Records provided ->
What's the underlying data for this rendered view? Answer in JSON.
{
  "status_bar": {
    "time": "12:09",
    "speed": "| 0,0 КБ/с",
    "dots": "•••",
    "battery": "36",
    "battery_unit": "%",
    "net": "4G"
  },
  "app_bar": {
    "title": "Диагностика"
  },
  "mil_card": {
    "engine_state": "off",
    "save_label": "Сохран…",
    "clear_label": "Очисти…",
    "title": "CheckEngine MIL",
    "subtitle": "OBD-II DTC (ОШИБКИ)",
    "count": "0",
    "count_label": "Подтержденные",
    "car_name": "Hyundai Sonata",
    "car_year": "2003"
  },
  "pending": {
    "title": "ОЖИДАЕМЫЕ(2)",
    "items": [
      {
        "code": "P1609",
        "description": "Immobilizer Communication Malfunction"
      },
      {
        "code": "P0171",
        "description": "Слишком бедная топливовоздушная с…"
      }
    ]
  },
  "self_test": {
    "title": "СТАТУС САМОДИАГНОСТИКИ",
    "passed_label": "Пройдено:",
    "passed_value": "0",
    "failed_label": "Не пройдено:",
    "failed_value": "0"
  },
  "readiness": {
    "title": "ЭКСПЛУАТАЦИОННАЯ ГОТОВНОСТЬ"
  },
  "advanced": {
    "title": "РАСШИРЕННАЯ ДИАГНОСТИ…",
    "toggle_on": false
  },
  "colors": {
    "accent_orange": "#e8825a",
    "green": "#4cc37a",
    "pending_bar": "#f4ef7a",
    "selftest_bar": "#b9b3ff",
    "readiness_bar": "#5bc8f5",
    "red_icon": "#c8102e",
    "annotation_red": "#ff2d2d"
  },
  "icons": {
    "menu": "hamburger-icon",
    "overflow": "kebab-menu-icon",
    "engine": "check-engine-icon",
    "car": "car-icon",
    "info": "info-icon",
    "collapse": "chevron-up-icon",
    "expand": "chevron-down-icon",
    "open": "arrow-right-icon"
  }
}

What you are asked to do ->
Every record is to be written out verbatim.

Task response ->
What's the underlying data for this rendered view? Answer in JSON.
{
  "status_bar": {
    "time": "12:09",
    "speed": "| 0,0 КБ/с",
    "dots": "•••",
    "battery": "36",
    "battery_unit": "%",
    "net": "4G"
  },
  "app_bar": {
    "title": "Диагностика"
  },
  "mil_card": {
    "engine_state": "off",
    "save_label": "Сохран…",
    "clear_label": "Очисти…",
    "title": "CheckEngine MIL",
    "subtitle": "OBD-II DTC (ОШИБКИ)",
    "count": "0",
    "count_label": "Подтержденные",
    "car_name": "Hyundai Sonata",
    "car_year": "2003"
  },
  "pending": {
    "title": "ОЖИДАЕМЫЕ(2)",
    "items": [
      {
        "code": "P1609",
        "description": "Immobilizer Communication Malfunction"
      },
      {
        "code": "P0171",
        "description": "Слишком бедная топливовоздушная с…"
      }
    ]
  },
  "self_test": {
    "title": "СТАТУС САМОДИАГНОСТИКИ",
    "passed_label": "Пройдено:",
    "passed_value": "0",
    "failed_label": "Не пройдено:",
    "failed_value": "0"
  },
  "readiness": {
    "title": "ЭКСПЛУАТАЦИОННАЯ ГОТОВНОСТЬ"
  },
  "advanced": {
    "title": "РАСШИРЕННАЯ ДИАГНОСТИ…",
    "toggle_on": false
  },
  "colors": {
    "accent_orange": "#e8825a",
    "green": "#4cc37a",
    "pending_bar": "#f4ef7a",
    "selftest_bar": "#b9b3ff",
    "readiness_bar": "#5bc8f5",
    "red_icon": "#c8102e",
    "annotation_red": "#ff2d2d"
  },
  "icons": {
    "menu": "hamburger-icon",
    "overflow": "kebab-menu-icon",
    "engine": "check-engine-icon",
    "car": "car-icon",
    "info": "info-icon",
    "collapse": "chevron-up-icon",
    "expand": "chevron-down-icon",
    "open": "arrow-right-icon"
  }
}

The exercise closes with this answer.